The US Food and Drug Administration (FDA) has approved two assays that reliably measure two biomarkers of Alzheimer’s disease (AD) in cerebrospinal fluid (CSF) — beta-amyloid and tau proteins.
Roche’s Elecsys beta-amyloid (1-42) CSF II and Elecsys phospho-tau (181P) CSF assays are intended for use in adults aged 55 and older who are being evaluated for cognitive difficulties.
“As changes in these biomarkers levels occur at early stages of the disease, the assay can detect Alzheimer’s pathology in earlier stages of disease (eg, mild cognitive impairment),” the company notes in a press release.
The Elecsys AD CSF assays achieve “90% concordance with the amyloid PET scan imaging and have the potential to provide a more affordable and accessible routine option to confirm the presence of amyloid in the brain,” the company adds.
“Globally, up to 75% of people living with Alzheimer’s disease have not been diagnosed, and those who have, often report a long and complicated process,” Thomas Schinecker, CEO of Roche Diagnostics, said in the release.
“The Elecsys AD CSF assays have the potential to guide more people with suspected Alzheimer’s disease towards a diagnosis than ever before.
“As we are starting to see exciting results for new potential Alzheimer’s treatments, reliable tests that have been clinically validated will be critical in ensuring the right patients are identified and able to benefit from them,” Schinecker added.

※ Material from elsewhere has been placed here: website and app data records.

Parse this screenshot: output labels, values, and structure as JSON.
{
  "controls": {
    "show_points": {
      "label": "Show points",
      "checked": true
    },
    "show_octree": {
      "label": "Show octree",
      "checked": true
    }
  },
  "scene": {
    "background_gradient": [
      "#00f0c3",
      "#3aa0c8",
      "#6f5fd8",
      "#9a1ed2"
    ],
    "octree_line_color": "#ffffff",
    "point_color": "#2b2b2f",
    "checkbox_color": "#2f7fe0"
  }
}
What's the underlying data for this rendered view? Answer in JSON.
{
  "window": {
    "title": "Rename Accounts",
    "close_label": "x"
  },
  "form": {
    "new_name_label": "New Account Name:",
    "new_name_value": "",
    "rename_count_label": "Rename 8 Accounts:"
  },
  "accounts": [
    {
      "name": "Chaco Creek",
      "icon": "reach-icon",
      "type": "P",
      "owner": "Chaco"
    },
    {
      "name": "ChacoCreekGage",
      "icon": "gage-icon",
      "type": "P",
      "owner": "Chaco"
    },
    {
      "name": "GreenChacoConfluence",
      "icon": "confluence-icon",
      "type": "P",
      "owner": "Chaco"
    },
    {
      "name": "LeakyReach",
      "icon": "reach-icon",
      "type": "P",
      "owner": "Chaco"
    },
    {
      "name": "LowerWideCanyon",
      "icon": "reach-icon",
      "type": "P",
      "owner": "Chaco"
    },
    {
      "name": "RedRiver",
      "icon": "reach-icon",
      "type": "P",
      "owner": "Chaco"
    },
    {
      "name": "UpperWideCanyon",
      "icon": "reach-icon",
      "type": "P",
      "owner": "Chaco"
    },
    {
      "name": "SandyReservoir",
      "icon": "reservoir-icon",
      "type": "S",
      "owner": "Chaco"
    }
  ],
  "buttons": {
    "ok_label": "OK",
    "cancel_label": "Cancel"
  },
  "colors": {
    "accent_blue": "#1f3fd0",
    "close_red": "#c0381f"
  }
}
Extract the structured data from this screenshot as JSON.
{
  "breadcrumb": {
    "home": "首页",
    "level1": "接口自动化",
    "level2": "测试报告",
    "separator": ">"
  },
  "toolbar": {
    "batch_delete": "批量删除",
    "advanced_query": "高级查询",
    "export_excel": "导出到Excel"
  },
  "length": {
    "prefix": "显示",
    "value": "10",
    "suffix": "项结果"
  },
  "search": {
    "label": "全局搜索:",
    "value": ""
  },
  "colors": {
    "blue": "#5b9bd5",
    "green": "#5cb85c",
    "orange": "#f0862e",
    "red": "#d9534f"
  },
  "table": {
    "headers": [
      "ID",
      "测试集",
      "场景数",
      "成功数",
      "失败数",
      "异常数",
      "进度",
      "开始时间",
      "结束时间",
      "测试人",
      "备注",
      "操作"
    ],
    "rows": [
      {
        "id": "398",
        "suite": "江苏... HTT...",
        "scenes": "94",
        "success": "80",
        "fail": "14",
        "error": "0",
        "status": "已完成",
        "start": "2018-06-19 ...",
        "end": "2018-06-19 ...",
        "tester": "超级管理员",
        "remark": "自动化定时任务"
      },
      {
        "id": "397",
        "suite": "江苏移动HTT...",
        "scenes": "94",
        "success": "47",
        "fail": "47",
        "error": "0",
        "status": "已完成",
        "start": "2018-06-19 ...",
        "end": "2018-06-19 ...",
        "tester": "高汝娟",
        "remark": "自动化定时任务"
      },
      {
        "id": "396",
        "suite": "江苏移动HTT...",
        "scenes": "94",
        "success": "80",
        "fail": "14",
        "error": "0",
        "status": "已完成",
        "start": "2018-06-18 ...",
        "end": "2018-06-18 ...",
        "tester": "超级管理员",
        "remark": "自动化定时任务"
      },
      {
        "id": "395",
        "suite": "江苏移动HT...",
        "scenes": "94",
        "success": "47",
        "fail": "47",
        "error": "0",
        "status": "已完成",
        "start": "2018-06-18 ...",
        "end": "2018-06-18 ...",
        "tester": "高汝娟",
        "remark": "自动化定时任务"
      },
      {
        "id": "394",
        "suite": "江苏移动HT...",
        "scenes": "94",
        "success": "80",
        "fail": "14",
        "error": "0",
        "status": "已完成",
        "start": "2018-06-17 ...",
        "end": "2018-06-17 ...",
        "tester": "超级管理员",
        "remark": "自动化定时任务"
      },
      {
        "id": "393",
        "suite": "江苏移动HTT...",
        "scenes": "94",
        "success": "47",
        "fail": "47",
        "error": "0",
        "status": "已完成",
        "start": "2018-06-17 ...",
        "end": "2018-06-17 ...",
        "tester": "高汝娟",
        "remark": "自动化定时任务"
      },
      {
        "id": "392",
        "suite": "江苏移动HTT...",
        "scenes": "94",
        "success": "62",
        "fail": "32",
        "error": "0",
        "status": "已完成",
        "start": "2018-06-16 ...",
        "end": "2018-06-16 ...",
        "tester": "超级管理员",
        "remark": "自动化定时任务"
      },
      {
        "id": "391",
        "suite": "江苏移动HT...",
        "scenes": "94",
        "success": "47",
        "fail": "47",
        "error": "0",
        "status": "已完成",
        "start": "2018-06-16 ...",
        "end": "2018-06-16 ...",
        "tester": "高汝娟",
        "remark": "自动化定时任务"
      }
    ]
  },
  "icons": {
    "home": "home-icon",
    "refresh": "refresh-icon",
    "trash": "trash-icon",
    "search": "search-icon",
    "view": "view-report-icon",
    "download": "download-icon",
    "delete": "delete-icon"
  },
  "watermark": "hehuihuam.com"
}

The Elecsys AD CSF assays are intended to be used in addition to other clinical diagnostic evaluations to determine whether an individual has AD. A positive result does not establish a diagnosis of AD.